© 2023 KPCW

Spencer F. Eccles Broadcast Center
PO Box 1372 | 460 Swede Alley
Park City | UT | 84060
Office: (435) 649-9004 | Studio: (435) 655-8255

Music & Artist Inquiries: music@kpcw.org
News Tips & Press Releases: news@kpcw.org
Volunteer Opportunities
General Inquiries: info@kpcw.org
Listen Like a Local Park City & Heber City Summit & Wasatch counties, Utah
Play Live Radio
Next Up:
0:00 0:00
Available On Air Stations

Second major rollover in one week concerns community

Crews worked to contain leaking diesel fuel from a truck rollover on I80 Thursday.
Park City Fire District
Truck crashes like this one in May - and spills of all sorts of cargo - have been on the rise in Summit County.

Another semi truck overturned this weekend, leaving chocolate in its wake, and a not-so-sweet traffic jam. With this second major rollover in one week, Utah Department of Transportation officials are trying to figure out why so many trucks are crashing.

On Sunday at about 1:30 p.m. a semi-truck overturned on Interstate 80 eastbound just past U.S. Highway 40 Silver Creek junction. It was carrying chocolate and all lanes were blocked for over an hour.

This crash occurred less than a week after millions of bees swarmed the area when another semi-truck carrying beehives overturned.

Lieutenant Randall Richey with Utah Highway Patrol said the crashes occurred in almost the exact same place.
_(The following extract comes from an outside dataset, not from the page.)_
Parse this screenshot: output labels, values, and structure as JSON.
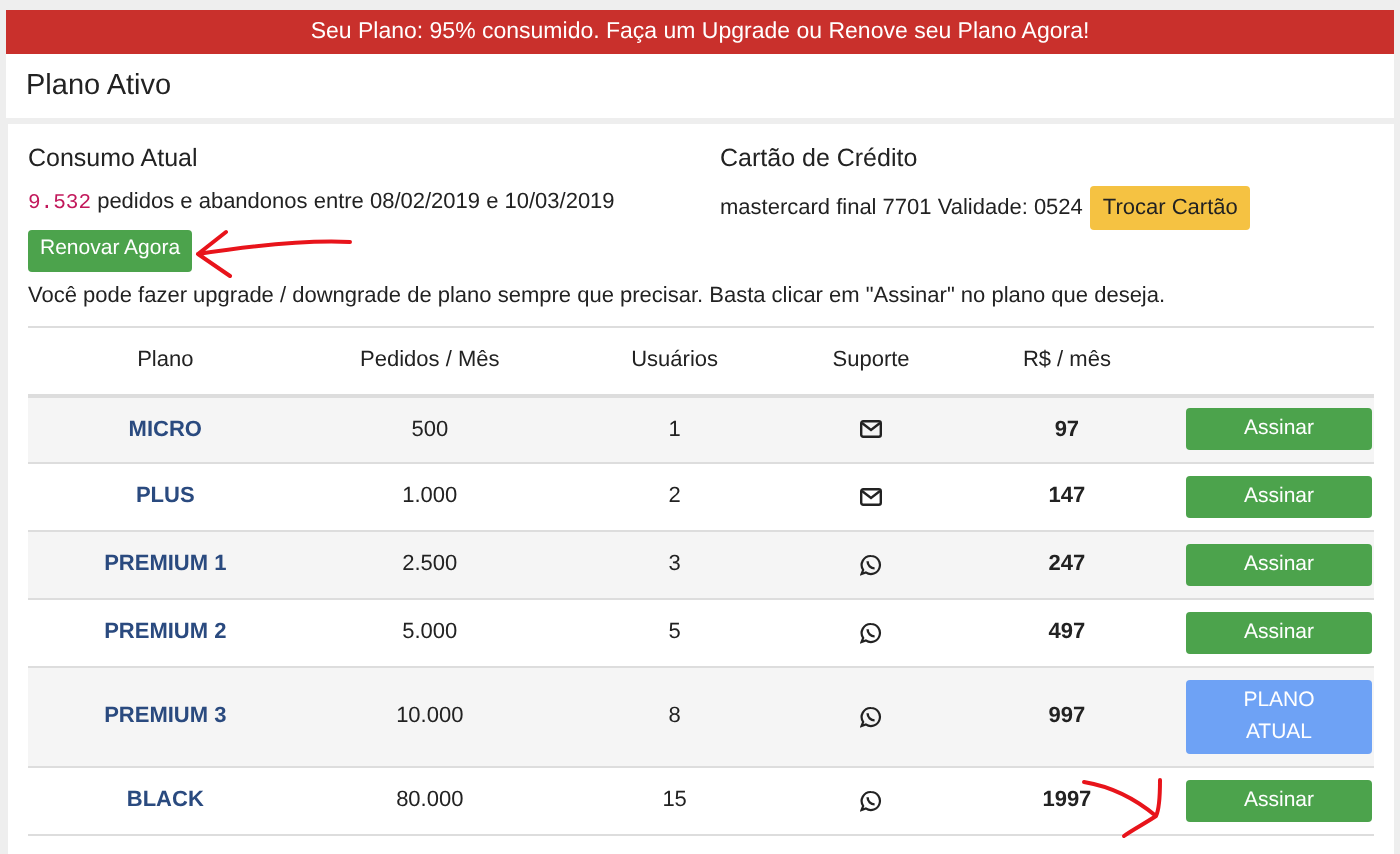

He said the latest crash occurred due to a driver error when he tried to move into another lane and lost control. The beehive truck crash is still under investigation.

Richey said more crashes are occurring in this area and officials are working to figure out the cause.

Mitchell Shaw, a spokesperson with Utah Department of Transportation, said one reason could be the trucking workforce itself.

“But you're probably aware that there's a truck driver shortage, nationally, and so what you're seeing is, they're not only a shortage, you know, like you were saying the shortage impacts, schedules and stuff like that we have, we have fewer truck drivers who's got to make that up somehow," he said. "So that can have an impact. But you're seeing younger, less experienced truck drivers too.”

Shaw said that it’s not just the impact of the trucks but what crashes do to traffic and nearby areas. With every rollover comes a traffic jam, which can impact emergency vehicles, not just commuters, and also pose fire and environmental hazards.

When a crash occurs, a heavy wrecker towing company is called to remove the semi with a forklift. Richey said that sometimes crews must remove the contents of the truck by hand depending on how much of it ends up on the highway. He said one truck carrying potatoes and another one carrying beer required such clean-ups in recent memory.

Shaw said UDOT is investigating this stretch of highway and will look into more signage. He went on to implore the public to always use caution when on the road.